Using the data that follows, give the number of lines where the string "symbol" occurs, and nothing else.
STORED DATA START
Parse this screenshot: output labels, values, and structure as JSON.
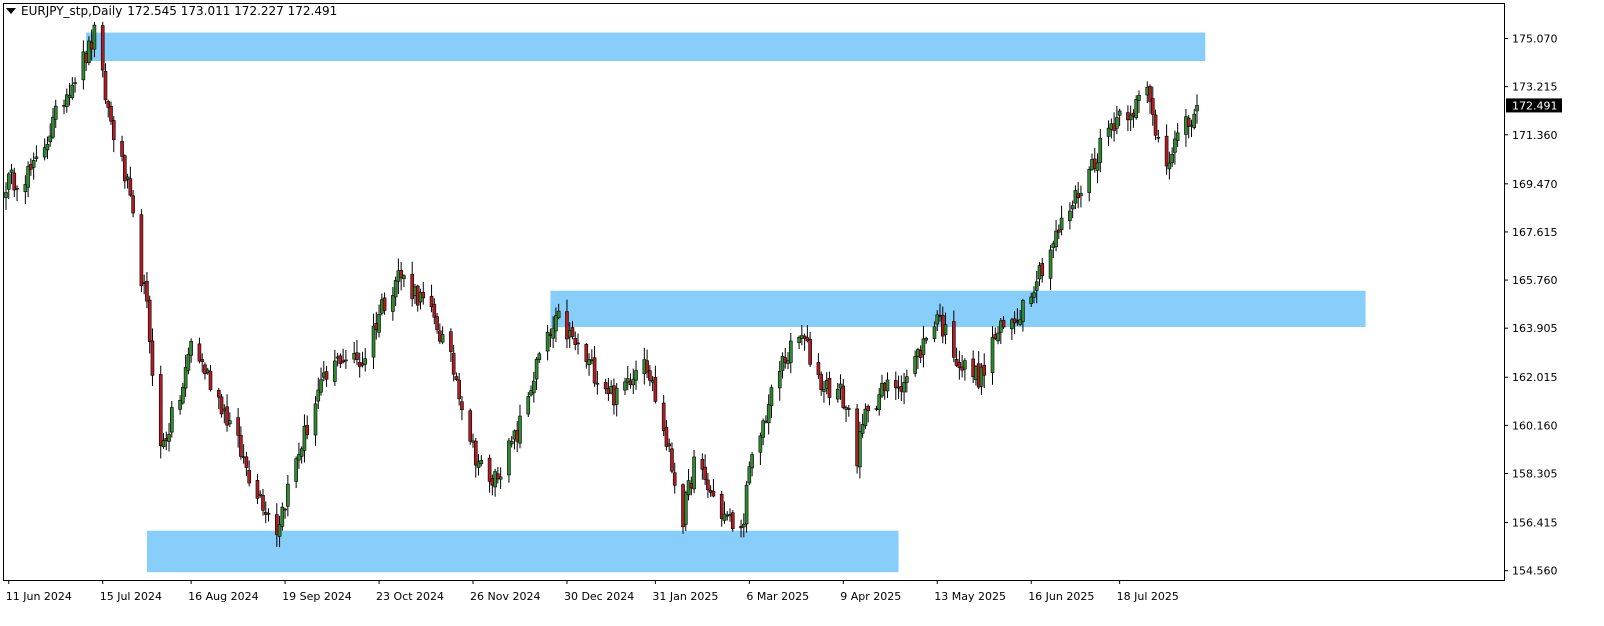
{
  "header": {
    "symbol": "EURJPY_stp,Daily",
    "ohlc": "172.545 173.011 172.227 172.491"
  },
  "colors": {
    "zone": "#87cefa",
    "bull": "#2e8b2e",
    "bear": "#b01d22",
    "wick": "#000000",
    "price_label_bg": "#000000",
    "price_label_text": "#ffffff"
  },
  "chart_data": {
    "type": "candlestick",
    "symbol": "EURJPY_stp",
    "timeframe": "Daily",
    "last_price": "172.491",
    "y_ticks": [
      "175.070",
      "173.215",
      "171.360",
      "169.470",
      "167.615",
      "165.760",
      "163.905",
      "162.015",
      "160.160",
      "158.305",
      "156.415",
      "154.560"
    ],
    "x_ticks": [
      "11 Jun 2024",
      "15 Jul 2024",
      "16 Aug 2024",
      "19 Sep 2024",
      "23 Oct 2024",
      "26 Nov 2024",
      "30 Dec 2024",
      "31 Jan 2025",
      "6 Mar 2025",
      "9 Apr 2025",
      "13 May 2025",
      "16 Jun 2025",
      "18 Jul 2025"
    ],
    "ylim": [
      154.2,
      176.4
    ],
    "zones": [
      {
        "x_from": "2024-07-09",
        "x_to": "2025-08-18",
        "y_low": 174.2,
        "y_high": 175.3
      },
      {
        "x_from": "2024-12-24",
        "x_to": "2025-10-15",
        "y_low": 163.95,
        "y_high": 165.35
      },
      {
        "x_from": "2024-07-31",
        "x_to": "2025-04-29",
        "y_low": 154.5,
        "y_high": 156.1
      }
    ],
    "path": [
      {
        "t": "2024-06-10",
        "p": 169.5
      },
      {
        "t": "2024-06-20",
        "p": 170.0
      },
      {
        "t": "2024-07-03",
        "p": 173.3
      },
      {
        "t": "2024-07-10",
        "p": 174.6
      },
      {
        "t": "2024-07-12",
        "p": 175.2
      },
      {
        "t": "2024-07-17",
        "p": 172.3
      },
      {
        "t": "2024-07-24",
        "p": 169.3
      },
      {
        "t": "2024-07-31",
        "p": 164.6
      },
      {
        "t": "2024-08-05",
        "p": 159.2
      },
      {
        "t": "2024-08-07",
        "p": 159.8
      },
      {
        "t": "2024-08-13",
        "p": 161.6
      },
      {
        "t": "2024-08-16",
        "p": 163.4
      },
      {
        "t": "2024-08-27",
        "p": 161.0
      },
      {
        "t": "2024-09-06",
        "p": 158.3
      },
      {
        "t": "2024-09-16",
        "p": 156.2
      },
      {
        "t": "2024-09-23",
        "p": 158.8
      },
      {
        "t": "2024-10-01",
        "p": 161.4
      },
      {
        "t": "2024-10-09",
        "p": 162.8
      },
      {
        "t": "2024-10-17",
        "p": 162.6
      },
      {
        "t": "2024-10-24",
        "p": 164.8
      },
      {
        "t": "2024-10-30",
        "p": 166.0
      },
      {
        "t": "2024-11-06",
        "p": 165.2
      },
      {
        "t": "2024-11-13",
        "p": 164.0
      },
      {
        "t": "2024-11-20",
        "p": 162.0
      },
      {
        "t": "2024-11-26",
        "p": 159.3
      },
      {
        "t": "2024-12-02",
        "p": 157.8
      },
      {
        "t": "2024-12-12",
        "p": 159.8
      },
      {
        "t": "2024-12-20",
        "p": 162.8
      },
      {
        "t": "2024-12-27",
        "p": 164.2
      },
      {
        "t": "2025-01-07",
        "p": 162.5
      },
      {
        "t": "2025-01-17",
        "p": 161.2
      },
      {
        "t": "2025-01-27",
        "p": 163.0
      },
      {
        "t": "2025-02-04",
        "p": 159.5
      },
      {
        "t": "2025-02-10",
        "p": 156.6
      },
      {
        "t": "2025-02-14",
        "p": 158.7
      },
      {
        "t": "2025-02-24",
        "p": 156.8
      },
      {
        "t": "2025-03-03",
        "p": 156.0
      },
      {
        "t": "2025-03-06",
        "p": 158.3
      },
      {
        "t": "2025-03-12",
        "p": 160.6
      },
      {
        "t": "2025-03-18",
        "p": 162.6
      },
      {
        "t": "2025-03-25",
        "p": 163.6
      },
      {
        "t": "2025-03-28",
        "p": 162.8
      },
      {
        "t": "2025-04-01",
        "p": 161.8
      },
      {
        "t": "2025-04-08",
        "p": 161.4
      },
      {
        "t": "2025-04-11",
        "p": 160.6
      },
      {
        "t": "2025-04-14",
        "p": 159.0
      },
      {
        "t": "2025-04-18",
        "p": 161.0
      },
      {
        "t": "2025-04-25",
        "p": 161.6
      },
      {
        "t": "2025-05-02",
        "p": 162.0
      },
      {
        "t": "2025-05-08",
        "p": 163.3
      },
      {
        "t": "2025-05-13",
        "p": 164.5
      },
      {
        "t": "2025-05-16",
        "p": 163.7
      },
      {
        "t": "2025-05-22",
        "p": 162.4
      },
      {
        "t": "2025-05-29",
        "p": 162.0
      },
      {
        "t": "2025-06-03",
        "p": 163.6
      },
      {
        "t": "2025-06-10",
        "p": 164.2
      },
      {
        "t": "2025-06-16",
        "p": 165.5
      },
      {
        "t": "2025-06-23",
        "p": 167.0
      },
      {
        "t": "2025-06-30",
        "p": 168.5
      },
      {
        "t": "2025-07-07",
        "p": 170.0
      },
      {
        "t": "2025-07-14",
        "p": 171.6
      },
      {
        "t": "2025-07-18",
        "p": 172.2
      },
      {
        "t": "2025-07-24",
        "p": 172.5
      },
      {
        "t": "2025-07-28",
        "p": 173.0
      },
      {
        "t": "2025-07-31",
        "p": 171.6
      },
      {
        "t": "2025-08-04",
        "p": 170.5
      },
      {
        "t": "2025-08-08",
        "p": 171.2
      },
      {
        "t": "2025-08-13",
        "p": 171.9
      },
      {
        "t": "2025-08-15",
        "p": 172.49
      }
    ]
  }
}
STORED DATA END
__EXPECTED ANSWER__
2